Passengers travelling on Route 32 buses (Georgetown to Parika) are expected to pay lower fares in keeping with a temporary agreement reached between the Ministry of Commerce and the United Minibus Union (UMU), the Government Information Agency (GINA) said on Monday.

All short drops in zone 32 to be immediately reduced to $80 from $100; and Georgetown to Parika to $ 400, from the current $500 currently demanded from passengers.

The interim agreement was reached at meeting held Saturday between the ministry and UMU to discuss the minibus situation countrywide.

The two sides have agreed to meet within the next two weeks to discuss the UMU’s proposed fare structure in greater detail.

GINA said specific note has been made of the exorbitant fares now being demanded by drivers and conductors of Route 31 and 32 operators.The parties agreed this must cease forthwith.

Further, it was agreed:-
–        Minibus transport is essentially a small man’s mode of transportation and every effort must be explored to avoid an imposition of hardship on the commuting public

–      UMU will be meeting with the zone 31 minibuses on Monday, January 20, 2014 to discuss their grievances and explore solutions favourable to all stakeholders.

–       Fares must be displayed in all minibuses, and passengers will pay only what is posted and signed by the union, in conjunction with the Ministry. Law enforcement agencies will be asked to assist.

–       MinTIC will continue engaging the United Minibus Union with the hope of developing a cordial and mutually beneficial relationship, thereby creating a platform for positive and objective interaction. The Union will also intensify their high level engagement with the Ministry of Home Affairs, and Works and Transport.
 

Both parties are working to evaluate the case advance by UMU for reviewing and establishing acceptable structured fares, applicable to all minibus zones in Guyana; as well as a plan to improve the service to the consumers. This include: a dress code, (UMU’s contribution in making this a reality in the University of Guyana sub-zone was commended); eliminating touting, hot plating and overcrowding; respect for the elderly and minimising other uncaring practices.
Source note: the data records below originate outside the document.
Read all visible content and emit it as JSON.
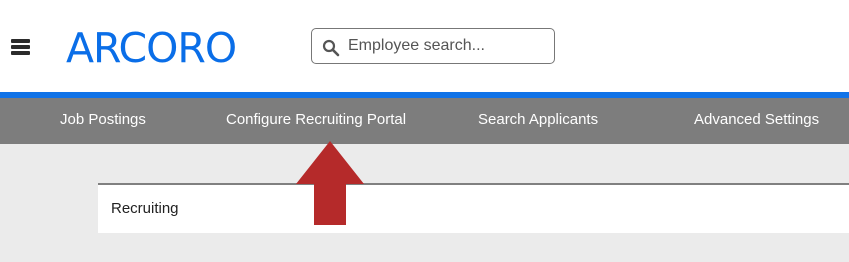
{
  "header": {
    "menu_icon": "hamburger-menu-icon",
    "logo_text": "ARCORO",
    "search": {
      "placeholder": "Employee search...",
      "value": "",
      "icon": "search-icon"
    }
  },
  "nav": {
    "items": [
      {
        "label": "Job Postings"
      },
      {
        "label": "Configure Recruiting Portal"
      },
      {
        "label": "Search Applicants"
      },
      {
        "label": "Advanced Settings"
      }
    ]
  },
  "content": {
    "card_title": "Recruiting"
  },
  "annotation": {
    "arrow": "up-arrow",
    "arrow_color": "#b52a2a"
  },
  "colors": {
    "brand_blue": "#0a6ee8",
    "nav_bg": "#7d7d7d",
    "content_bg": "#ebebeb"
  }
}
The meeting noted with grave concern, a report with suggests that many minibuses are engaged in rogue behaviour, to which traffic policemen seem reluctant and incapable of moving against, are owned by law enforcement officials, and also persons attached to other state-owned agencies.